Long-awaited statistics on employment tribunals in England and Wales have found that the overall number of claims rose 66 per cent in the three months after fees were abolished in July.
Whereas the number of single claims – for individual grievances such as unfair or wrongful dismissal – jumped 64 per cent in the first quarter, multiple tribunal claims fell 15 per cent, with the number of overturned cases increasing by 42 per cent.
There were 23,297 multiple claims received in the quarter to October, a decrease of 15 per cent on the same period last year.
Employment law experts have warned organisations to scrutinise their employment practices in light of today’s (14 December) figures, published by the Courts Service, which revealed that the tribunals’ outstanding caseload also rose 37 per cent after London’s Supreme Court found employment tribunal fees unlawful in July.
Following the ruling, the Ministry of Justice “took immediate steps” to stop charging fees for tribunals, and put in place a fee refund scheme for claimants who had paid fees between 2013 and 2017, since the first introduction of such fees.
However, lord chancellor David Lidington confirmed during a justice select committee meeting last month that the government was still intending to charge a fee, but it needed to be careful to ensure tribunals were still accessible and affordable.
The number of employments tribunals brought after fees were introduced had dropped by as much as 70 per cent, meaning that claims may be gradually approaching pre-fee levels.
One possible reason for the decrease in multiple claims could be that some types of multiple claim are also for relatively small amounts – employees making a claim for holiday pay might have worked as a group because it was cheaper under the fee regime, for example.
“Now the fees have been abolished, it could be that those individuals are able to pursue tribunals on their own, and the number of claims is slowly starting to reach pre-fee levels,” Dan Begbie-Clench, partner at Doyle Clayton, told People Management.
Begbie-Clench said he expected that the number of single claims would return to a high level, as the Supreme Court concluded that the introduction of fees “had a substantial impact on the ability of certain groups of people to bring claims, especially people who were trying to recover relatively small amounts of money”.
The number of claims rose from 4,241 between April and June this year, before the ruling, to 7,042 in July to October.
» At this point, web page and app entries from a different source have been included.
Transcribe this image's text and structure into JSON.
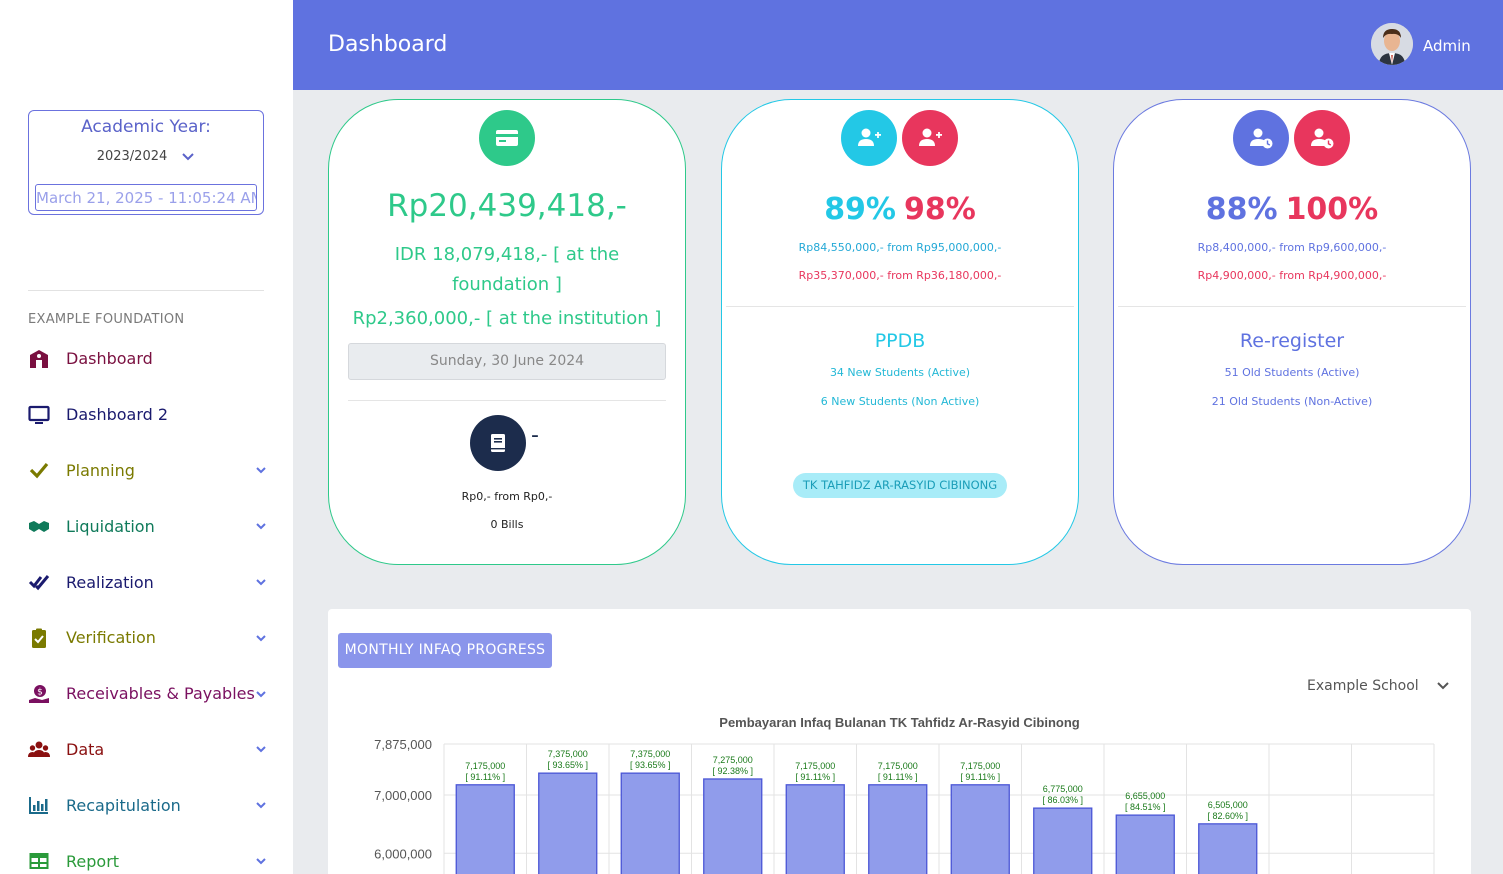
{
  "header": {
    "title": "Dashboard",
    "user": "Admin"
  },
  "sidebar": {
    "academic_year_label": "Academic Year:",
    "academic_year": "2023/2024",
    "datetime": "March 21, 2025 - 11:05:24 AM",
    "section": "EXAMPLE FOUNDATION",
    "items": [
      {
        "label": "Dashboard",
        "icon": "school-icon",
        "color": "#7a1040",
        "chevron": false
      },
      {
        "label": "Dashboard 2",
        "icon": "monitor-icon",
        "color": "#1a1a6e",
        "chevron": false
      },
      {
        "label": "Planning",
        "icon": "check-icon",
        "color": "#7a7a00",
        "chevron": true
      },
      {
        "label": "Liquidation",
        "icon": "handshake-icon",
        "color": "#0f7a5a",
        "chevron": true
      },
      {
        "label": "Realization",
        "icon": "double-check-icon",
        "color": "#1a1a6e",
        "chevron": true
      },
      {
        "label": "Verification",
        "icon": "clipboard-check-icon",
        "color": "#7a7a00",
        "chevron": true
      },
      {
        "label": "Receivables & Payables",
        "icon": "money-hand-icon",
        "color": "#7a1060",
        "chevron": true
      },
      {
        "label": "Data",
        "icon": "users-icon",
        "color": "#8a1010",
        "chevron": true
      },
      {
        "label": "Recapitulation",
        "icon": "bar-chart-icon",
        "color": "#1a6a8a",
        "chevron": true
      },
      {
        "label": "Report",
        "icon": "table-icon",
        "color": "#2a9a3a",
        "chevron": true
      }
    ]
  },
  "card1": {
    "amount": "Rp20,439,418,-",
    "foundation": "IDR 18,079,418,-  [ at the foundation ]",
    "institution": "Rp2,360,000,-  [ at the institution ]",
    "date": "Sunday, 30 June 2024",
    "dash": "-",
    "bills_amount": "Rp0,- from Rp0,-",
    "bills_count": "0 Bills"
  },
  "card2": {
    "pct1": "89%",
    "pct2": "98%",
    "line1": "Rp84,550,000,- from Rp95,000,000,-",
    "line2": "Rp35,370,000,- from Rp36,180,000,-",
    "title": "PPDB",
    "active": "34 New Students (Active)",
    "inactive": "6 New Students (Non Active)",
    "badge": "TK TAHFIDZ AR-RASYID CIBINONG"
  },
  "card3": {
    "pct1": "88%",
    "pct2": "100%",
    "line1": "Rp8,400,000,- from Rp9,600,000,-",
    "line2": "Rp4,900,000,- from Rp4,900,000,-",
    "title": "Re-register",
    "active": "51 Old Students (Active)",
    "inactive": "21 Old Students (Non-Active)"
  },
  "panel": {
    "button": "MONTHLY INFAQ PROGRESS",
    "school": "Example School"
  },
  "colors": {
    "green": "#2ec98a",
    "cyan": "#23c8e6",
    "red": "#e8365d",
    "indigo": "#5f72e0",
    "navy": "#1c2c4c"
  },
  "chart_data": {
    "type": "bar",
    "title": "Pembayaran Infaq Bulanan TK Tahfidz Ar-Rasyid Cibinong",
    "y_ticks": [
      "7,875,000",
      "7,000,000",
      "6,000,000"
    ],
    "ylim_visible": [
      5500000,
      7875000
    ],
    "values": [
      7175000,
      7375000,
      7375000,
      7275000,
      7175000,
      7175000,
      7175000,
      6775000,
      6655000,
      6505000
    ],
    "value_labels": [
      "7,175,000",
      "7,375,000",
      "7,375,000",
      "7,275,000",
      "7,175,000",
      "7,175,000",
      "7,175,000",
      "6,775,000",
      "6,655,000",
      "6,505,000"
    ],
    "percent_labels": [
      "[ 91.11% ]",
      "[ 93.65% ]",
      "[ 93.65% ]",
      "[ 92.38% ]",
      "[ 91.11% ]",
      "[ 91.11% ]",
      "[ 91.11% ]",
      "[ 86.03% ]",
      "[ 84.51% ]",
      "[ 82.60% ]"
    ],
    "bar_color": "#909ceb",
    "bar_border": "#4a56d6",
    "label_color": "#1a7a1a"
  }
}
In the year from 1 April 2016 to 31 March 2017, however, a total of 88,476 tribunal applications were made, up from 83,031 the previous year, and rising again from 61,308 in 2014-15. But this was significantly lower than in 2013-14, before fees were introduced, when 105,803 employment tribunal claims were brought – and an even higher 191,541 total in 2012-13.
Vikki Wiberg, senior counsel at Taylor Wessing, warned that the abolition of fees would likely lead to a continual rise in the number of claims being made. "Almost immediately following the Supreme Court's abolition of employment tribunal fees, we and many of our clients noticed a spike in claims,” she said.
“These statistics bear out the scale of this trend – clearly the introduction of employment tribunal fees had the intended effect of dissuading employees from making claims, and their abolition has widened access to justice again." The online tribunal database was also launched in early 2017, she added.
She warned that employers could face serious reputational consequences if they had neglected their employment practices while fees were in place. "Tribunal fees might have given employers a false sense of security, enabling some to relax their management practices on the assumption that employees wouldn't pay £1,200 to take their claims to the employment tribunal,” Wiberg said.
“While this was not to be recommended, these statistics bear out how urgent it is for employers to get their house in order."
Chris Clarke, CEO of AdviserPlus, said employers must not underestimate the importance of equipping line managers to handle workplace disputes following the rise in claims. “With the change in policy to abolish fees, we could see even bigger increases in future,” she said. “Firms should be looking at the disciplinary procedures they have in place and how closely these are being followed, to help them resolve disputes in the best way for both the employee and the employer.”
A refund scheme opened by the government last month means that individuals who paid tribunal fees between July 2013 and July 2017 can apply for a refund via the government website, with an estimated 100,000 claims eligible for reimbursement. Experts have estimated that up to £27m could ultimately be repaid to claimants. The system also allows employers to reclaim fees from the government.